Charles

Hi,

I am aware of that hypocrisy too. I don't have strong feelings about it, like yourself. Well, that's because I am not of Japanese ancestry or Japanese, or live in Japan, I guess there is no personal involvement. I like this book over other publishers because the way it was done. Like you mention the pictures they used, I liked them too. I liked the feel/style of the book that they did. The pictures they choose and the layout. The contents, well I already discussed that with PAG and I didn't want to be redundant.

I have been fortunate to speak to many Japanese living here and in Japan. And of what you describe there is generally two areas I see that I can place those discussions in. Some supportive of the Japanese WWII effort. Others not. Now as far as Americans. There are those who fought in WWII and opposed the Japanese, and have bitter feelings about things like the "Death Marches". And those put in American who where put into camps, who where Americans of Japanese ancestry. I know one family who lost their farm and had to buy it back twice, and very bitter about it. Or friend's grandparents who spent time in the camps as kids and had have no resounding anger to the loss of their homes and the other hardships they suffered.

Hypocrisy it isn't exclusive to the Japanese. It is my understanding it is pretty rampant in many Asian governments, China is a big gone. And hypocrisy is also big in the Western world way back to Athens in the 4th Century BC. And the bible has been used in worse ways and justifications by scads of peoples, then Nitobe's book. I am not surprised it was misused, and I personally don't discount the book because it was a tool misused and twisted by a government or a political party, FWIW. :) I guess cause I don't live in Japan and it is a matter that doesn't touch me. I look at it as something that the Japanese have to deal with, and I am on the outside looking in. Thank you for your thoughts. :)

Ron Tisdale
06-12-2009, 07:24 AM
DOH! [Smacks head]ho boy. :D [/smacks head]

Yeah, I kinda missed the boat on that one.

Best,
Ron
Hi Ron,

Thanks for the reply. The Internet is not a place for subtlety and I see that I failed to clearly get my point across. The comments I put in quotes were not what I think was said, but how I think they will be (and have been already) interpreted. Sorry if I have offended, that's for Don too, sorry.

What I wanted to say was that it seems to me that no one comes here purely for info.

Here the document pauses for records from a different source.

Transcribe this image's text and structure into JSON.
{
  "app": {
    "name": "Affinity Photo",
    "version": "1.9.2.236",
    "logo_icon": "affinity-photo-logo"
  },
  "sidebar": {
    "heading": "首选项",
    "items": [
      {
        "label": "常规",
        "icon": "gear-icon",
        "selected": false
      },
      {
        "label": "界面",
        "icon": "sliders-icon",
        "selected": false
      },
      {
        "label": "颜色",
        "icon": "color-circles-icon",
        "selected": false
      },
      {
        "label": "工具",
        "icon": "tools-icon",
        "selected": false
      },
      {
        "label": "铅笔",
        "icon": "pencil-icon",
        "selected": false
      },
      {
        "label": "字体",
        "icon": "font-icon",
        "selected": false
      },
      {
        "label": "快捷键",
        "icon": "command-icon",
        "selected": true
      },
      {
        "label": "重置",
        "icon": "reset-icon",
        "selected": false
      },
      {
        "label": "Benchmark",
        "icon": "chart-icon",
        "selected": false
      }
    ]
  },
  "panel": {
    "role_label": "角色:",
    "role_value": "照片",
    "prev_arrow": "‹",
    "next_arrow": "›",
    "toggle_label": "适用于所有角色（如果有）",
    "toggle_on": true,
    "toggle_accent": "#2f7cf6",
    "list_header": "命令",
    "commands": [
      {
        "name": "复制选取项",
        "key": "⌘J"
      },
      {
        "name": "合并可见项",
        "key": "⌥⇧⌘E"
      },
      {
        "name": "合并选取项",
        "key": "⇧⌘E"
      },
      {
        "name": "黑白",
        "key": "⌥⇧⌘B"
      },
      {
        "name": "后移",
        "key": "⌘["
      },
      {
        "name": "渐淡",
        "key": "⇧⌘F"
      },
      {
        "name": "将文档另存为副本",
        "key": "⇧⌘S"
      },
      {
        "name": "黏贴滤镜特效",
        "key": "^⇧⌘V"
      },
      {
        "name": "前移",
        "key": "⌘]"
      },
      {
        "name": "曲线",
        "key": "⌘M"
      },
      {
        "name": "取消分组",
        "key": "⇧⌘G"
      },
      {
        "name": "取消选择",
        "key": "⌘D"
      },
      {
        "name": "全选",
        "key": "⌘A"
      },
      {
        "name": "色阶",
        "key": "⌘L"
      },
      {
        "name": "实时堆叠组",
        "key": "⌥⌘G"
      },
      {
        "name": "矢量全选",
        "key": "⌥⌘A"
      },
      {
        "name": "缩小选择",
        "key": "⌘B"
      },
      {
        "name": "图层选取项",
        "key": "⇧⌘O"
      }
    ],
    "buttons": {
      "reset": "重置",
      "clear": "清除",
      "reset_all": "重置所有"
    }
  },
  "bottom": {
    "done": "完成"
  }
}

Instead perhaps we are all trying to feel connnected in some way. And the percentage of looking for info vs. trying to feel connected varies from person to person. When I see a question or comment that clearly shows the poster has not looked around, then I think that that person has come to connect. For that kind of poster, I think it is more helpful to respond keeping in mind they are looking for something else. That way I can connect with the person and then they will be more open to info.

How's that? Better?:)

Charles